● EXERCISE DESCRIPTION
Show every line of the data where the word "Limited" can be found.

● DATA SHOWN
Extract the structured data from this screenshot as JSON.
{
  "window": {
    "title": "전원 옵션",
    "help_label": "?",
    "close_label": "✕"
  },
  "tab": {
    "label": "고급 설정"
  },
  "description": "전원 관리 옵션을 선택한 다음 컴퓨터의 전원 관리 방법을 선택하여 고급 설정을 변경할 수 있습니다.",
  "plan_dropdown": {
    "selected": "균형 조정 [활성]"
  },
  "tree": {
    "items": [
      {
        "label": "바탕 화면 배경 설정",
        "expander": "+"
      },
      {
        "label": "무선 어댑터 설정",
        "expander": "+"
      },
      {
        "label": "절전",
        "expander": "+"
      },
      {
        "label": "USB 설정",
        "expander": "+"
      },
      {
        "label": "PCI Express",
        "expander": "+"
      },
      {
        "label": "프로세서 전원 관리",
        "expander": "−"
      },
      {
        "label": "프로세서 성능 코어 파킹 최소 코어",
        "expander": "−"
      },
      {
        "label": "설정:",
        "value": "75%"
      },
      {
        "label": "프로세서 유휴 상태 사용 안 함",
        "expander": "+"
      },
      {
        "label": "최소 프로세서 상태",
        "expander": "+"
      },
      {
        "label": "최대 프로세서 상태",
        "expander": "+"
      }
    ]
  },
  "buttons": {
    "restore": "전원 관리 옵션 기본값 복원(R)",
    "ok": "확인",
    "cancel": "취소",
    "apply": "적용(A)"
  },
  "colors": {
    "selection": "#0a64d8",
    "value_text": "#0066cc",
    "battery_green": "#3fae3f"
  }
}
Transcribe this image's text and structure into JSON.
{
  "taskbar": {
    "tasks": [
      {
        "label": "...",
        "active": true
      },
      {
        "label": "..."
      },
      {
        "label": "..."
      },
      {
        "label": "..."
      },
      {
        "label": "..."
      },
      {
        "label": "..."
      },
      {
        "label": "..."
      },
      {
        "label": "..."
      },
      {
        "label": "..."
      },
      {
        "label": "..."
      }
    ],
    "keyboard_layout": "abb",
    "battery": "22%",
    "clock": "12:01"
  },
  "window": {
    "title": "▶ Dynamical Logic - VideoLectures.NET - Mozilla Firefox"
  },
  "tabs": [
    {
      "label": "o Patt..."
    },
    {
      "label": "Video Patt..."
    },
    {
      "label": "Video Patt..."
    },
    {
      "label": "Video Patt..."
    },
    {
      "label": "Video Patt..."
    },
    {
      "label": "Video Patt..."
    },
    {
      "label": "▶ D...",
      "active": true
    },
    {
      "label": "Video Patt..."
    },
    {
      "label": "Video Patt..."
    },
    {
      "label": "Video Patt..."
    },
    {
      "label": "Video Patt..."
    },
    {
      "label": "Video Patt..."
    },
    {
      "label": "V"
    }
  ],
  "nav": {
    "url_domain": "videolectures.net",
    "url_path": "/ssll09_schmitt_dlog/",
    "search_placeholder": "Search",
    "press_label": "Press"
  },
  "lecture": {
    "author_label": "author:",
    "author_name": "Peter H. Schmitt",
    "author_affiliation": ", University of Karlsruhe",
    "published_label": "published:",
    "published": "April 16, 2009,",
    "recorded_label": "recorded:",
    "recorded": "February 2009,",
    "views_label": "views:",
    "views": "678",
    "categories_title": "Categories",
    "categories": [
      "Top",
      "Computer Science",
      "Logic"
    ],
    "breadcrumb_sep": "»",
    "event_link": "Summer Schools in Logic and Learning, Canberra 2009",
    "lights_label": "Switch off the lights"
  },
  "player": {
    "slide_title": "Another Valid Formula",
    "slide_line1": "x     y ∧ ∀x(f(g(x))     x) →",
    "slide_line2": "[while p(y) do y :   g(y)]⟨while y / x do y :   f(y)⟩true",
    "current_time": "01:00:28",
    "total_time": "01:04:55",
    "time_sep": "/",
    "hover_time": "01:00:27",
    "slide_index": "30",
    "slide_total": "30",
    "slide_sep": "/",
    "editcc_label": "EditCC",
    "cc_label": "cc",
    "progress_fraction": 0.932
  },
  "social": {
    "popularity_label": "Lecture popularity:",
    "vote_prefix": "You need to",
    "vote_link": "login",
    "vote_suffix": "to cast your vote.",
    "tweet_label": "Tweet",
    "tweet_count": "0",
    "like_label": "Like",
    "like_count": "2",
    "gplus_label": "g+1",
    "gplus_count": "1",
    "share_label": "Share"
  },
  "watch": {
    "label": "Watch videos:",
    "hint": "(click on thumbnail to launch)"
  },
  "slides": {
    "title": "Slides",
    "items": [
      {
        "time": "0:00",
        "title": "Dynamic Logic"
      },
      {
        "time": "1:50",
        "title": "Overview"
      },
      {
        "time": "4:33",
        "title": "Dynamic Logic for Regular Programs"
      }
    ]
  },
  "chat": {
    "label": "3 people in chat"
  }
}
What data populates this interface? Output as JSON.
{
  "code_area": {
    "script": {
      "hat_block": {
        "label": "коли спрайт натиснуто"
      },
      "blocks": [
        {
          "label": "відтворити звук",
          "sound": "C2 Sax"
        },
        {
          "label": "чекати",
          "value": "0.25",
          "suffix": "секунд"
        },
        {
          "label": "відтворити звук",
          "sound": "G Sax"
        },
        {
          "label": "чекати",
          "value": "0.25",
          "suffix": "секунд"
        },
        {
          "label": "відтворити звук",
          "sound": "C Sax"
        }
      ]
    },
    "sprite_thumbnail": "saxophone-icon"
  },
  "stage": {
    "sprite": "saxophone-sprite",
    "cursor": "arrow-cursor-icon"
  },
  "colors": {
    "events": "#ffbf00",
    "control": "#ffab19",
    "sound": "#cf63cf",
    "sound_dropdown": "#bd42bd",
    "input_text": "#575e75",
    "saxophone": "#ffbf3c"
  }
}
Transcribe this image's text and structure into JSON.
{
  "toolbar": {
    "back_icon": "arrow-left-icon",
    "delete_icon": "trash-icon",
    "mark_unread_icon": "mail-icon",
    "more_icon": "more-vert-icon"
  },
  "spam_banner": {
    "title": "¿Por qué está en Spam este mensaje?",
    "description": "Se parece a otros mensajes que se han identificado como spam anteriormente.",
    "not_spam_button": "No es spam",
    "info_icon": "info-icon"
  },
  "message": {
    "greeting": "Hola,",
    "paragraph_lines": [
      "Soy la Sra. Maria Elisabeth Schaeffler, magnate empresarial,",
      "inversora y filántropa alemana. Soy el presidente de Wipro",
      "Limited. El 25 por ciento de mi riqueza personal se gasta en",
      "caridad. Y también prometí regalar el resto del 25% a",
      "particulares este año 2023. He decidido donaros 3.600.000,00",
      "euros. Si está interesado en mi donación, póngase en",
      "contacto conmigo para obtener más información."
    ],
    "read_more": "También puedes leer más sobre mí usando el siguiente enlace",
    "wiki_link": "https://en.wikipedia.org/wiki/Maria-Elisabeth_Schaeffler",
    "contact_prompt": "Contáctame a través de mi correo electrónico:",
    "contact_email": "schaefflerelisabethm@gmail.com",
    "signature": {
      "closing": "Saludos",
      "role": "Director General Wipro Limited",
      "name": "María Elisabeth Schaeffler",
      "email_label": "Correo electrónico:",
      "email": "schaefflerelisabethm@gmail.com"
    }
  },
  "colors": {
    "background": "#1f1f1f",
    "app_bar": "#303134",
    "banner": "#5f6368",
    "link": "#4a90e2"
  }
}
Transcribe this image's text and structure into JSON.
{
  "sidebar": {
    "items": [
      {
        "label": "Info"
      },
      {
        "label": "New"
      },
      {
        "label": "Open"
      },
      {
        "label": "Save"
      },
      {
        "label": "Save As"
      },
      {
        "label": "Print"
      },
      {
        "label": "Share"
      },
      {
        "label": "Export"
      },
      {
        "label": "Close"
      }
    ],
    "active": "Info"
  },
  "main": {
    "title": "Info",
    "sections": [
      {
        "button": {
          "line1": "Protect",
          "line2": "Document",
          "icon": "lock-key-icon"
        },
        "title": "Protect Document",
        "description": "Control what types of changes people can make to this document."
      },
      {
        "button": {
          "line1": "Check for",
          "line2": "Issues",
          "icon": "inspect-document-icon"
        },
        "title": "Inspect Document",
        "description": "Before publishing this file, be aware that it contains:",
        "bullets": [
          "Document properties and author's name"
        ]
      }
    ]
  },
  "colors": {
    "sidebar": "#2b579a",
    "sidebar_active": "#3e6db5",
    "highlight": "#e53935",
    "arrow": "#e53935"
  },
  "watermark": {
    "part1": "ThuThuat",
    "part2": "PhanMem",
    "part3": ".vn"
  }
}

● OUTPUT FOR THIS TASK
      "Limited. El 25 por ciento de mi riqueza personal se gasta en",
      "role": "Director General Wipro Limited",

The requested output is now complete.